Data supplied Block Start

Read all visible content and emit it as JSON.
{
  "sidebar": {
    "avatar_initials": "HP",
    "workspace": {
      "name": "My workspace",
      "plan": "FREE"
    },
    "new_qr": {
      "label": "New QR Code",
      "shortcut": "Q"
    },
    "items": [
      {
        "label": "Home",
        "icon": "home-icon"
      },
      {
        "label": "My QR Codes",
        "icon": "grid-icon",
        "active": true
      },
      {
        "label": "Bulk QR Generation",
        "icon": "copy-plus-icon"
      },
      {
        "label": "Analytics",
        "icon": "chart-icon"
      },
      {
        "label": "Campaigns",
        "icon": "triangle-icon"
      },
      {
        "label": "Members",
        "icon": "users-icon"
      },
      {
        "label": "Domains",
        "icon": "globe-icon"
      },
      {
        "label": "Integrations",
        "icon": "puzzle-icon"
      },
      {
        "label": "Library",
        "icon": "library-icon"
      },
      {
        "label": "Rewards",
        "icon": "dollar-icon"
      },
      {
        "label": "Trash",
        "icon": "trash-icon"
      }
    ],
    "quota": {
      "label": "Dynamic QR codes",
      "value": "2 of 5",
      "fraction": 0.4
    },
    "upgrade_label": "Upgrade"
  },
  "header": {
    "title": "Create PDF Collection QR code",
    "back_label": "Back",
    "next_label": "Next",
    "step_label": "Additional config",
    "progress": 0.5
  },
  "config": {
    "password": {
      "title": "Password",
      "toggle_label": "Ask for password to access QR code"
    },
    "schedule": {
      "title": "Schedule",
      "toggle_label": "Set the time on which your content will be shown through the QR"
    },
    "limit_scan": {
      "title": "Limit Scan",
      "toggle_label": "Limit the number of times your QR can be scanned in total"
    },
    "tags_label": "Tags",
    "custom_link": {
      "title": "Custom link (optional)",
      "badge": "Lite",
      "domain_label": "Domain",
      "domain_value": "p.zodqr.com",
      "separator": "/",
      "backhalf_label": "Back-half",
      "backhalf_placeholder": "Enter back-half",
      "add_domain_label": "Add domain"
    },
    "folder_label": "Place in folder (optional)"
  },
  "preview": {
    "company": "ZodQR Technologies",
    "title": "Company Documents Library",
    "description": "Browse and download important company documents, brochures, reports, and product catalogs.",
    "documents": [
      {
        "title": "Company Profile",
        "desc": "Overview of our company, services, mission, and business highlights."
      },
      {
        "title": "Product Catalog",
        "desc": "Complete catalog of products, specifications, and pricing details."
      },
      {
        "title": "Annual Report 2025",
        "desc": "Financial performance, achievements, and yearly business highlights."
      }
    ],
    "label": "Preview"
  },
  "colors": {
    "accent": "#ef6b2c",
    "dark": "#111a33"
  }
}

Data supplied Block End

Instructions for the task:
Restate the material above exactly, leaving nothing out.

Answer section:
Read all visible content and emit it as JSON.
{
  "sidebar": {
    "avatar_initials": "HP",
    "workspace": {
      "name": "My workspace",
      "plan": "FREE"
    },
    "new_qr": {
      "label": "New QR Code",
      "shortcut": "Q"
    },
    "items": [
      {
        "label": "Home",
        "icon": "home-icon"
      },
      {
        "label": "My QR Codes",
        "icon": "grid-icon",
        "active": true
      },
      {
        "label": "Bulk QR Generation",
        "icon": "copy-plus-icon"
      },
      {
        "label": "Analytics",
        "icon": "chart-icon"
      },
      {
        "label": "Campaigns",
        "icon": "triangle-icon"
      },
      {
        "label": "Members",
        "icon": "users-icon"
      },
      {
        "label": "Domains",
        "icon": "globe-icon"
      },
      {
        "label": "Integrations",
        "icon": "puzzle-icon"
      },
      {
        "label": "Library",
        "icon": "library-icon"
      },
      {
        "label": "Rewards",
        "icon": "dollar-icon"
      },
      {
        "label": "Trash",
        "icon": "trash-icon"
      }
    ],
    "quota": {
      "label": "Dynamic QR codes",
      "value": "2 of 5",
      "fraction": 0.4
    },
    "upgrade_label": "Upgrade"
  },
  "header": {
    "title": "Create PDF Collection QR code",
    "back_label": "Back",
    "next_label": "Next",
    "step_label": "Additional config",
    "progress": 0.5
  },
  "config": {
    "password": {
      "title": "Password",
      "toggle_label": "Ask for password to access QR code"
    },
    "schedule": {
      "title": "Schedule",
      "toggle_label": "Set the time on which your content will be shown through the QR"
    },
    "limit_scan": {
      "title": "Limit Scan",
      "toggle_label": "Limit the number of times your QR can be scanned in total"
    },
    "tags_label": "Tags",
    "custom_link": {
      "title": "Custom link (optional)",
      "badge": "Lite",
      "domain_label": "Domain",
      "domain_value": "p.zodqr.com",
      "separator": "/",
      "backhalf_label": "Back-half",
      "backhalf_placeholder": "Enter back-half",
      "add_domain_label": "Add domain"
    },
    "folder_label": "Place in folder (optional)"
  },
  "preview": {
    "company": "ZodQR Technologies",
    "title": "Company Documents Library",
    "description": "Browse and download important company documents, brochures, reports, and product catalogs.",
    "documents": [
      {
        "title": "Company Profile",
        "desc": "Overview of our company, services, mission, and business highlights."
      },
      {
        "title": "Product Catalog",
        "desc": "Complete catalog of products, specifications, and pricing details."
      },
      {
        "title": "Annual Report 2025",
        "desc": "Financial performance, achievements, and yearly business highlights."
      }
    ],
    "label": "Preview"
  },
  "colors": {
    "accent": "#ef6b2c",
    "dark": "#111a33"
  }
}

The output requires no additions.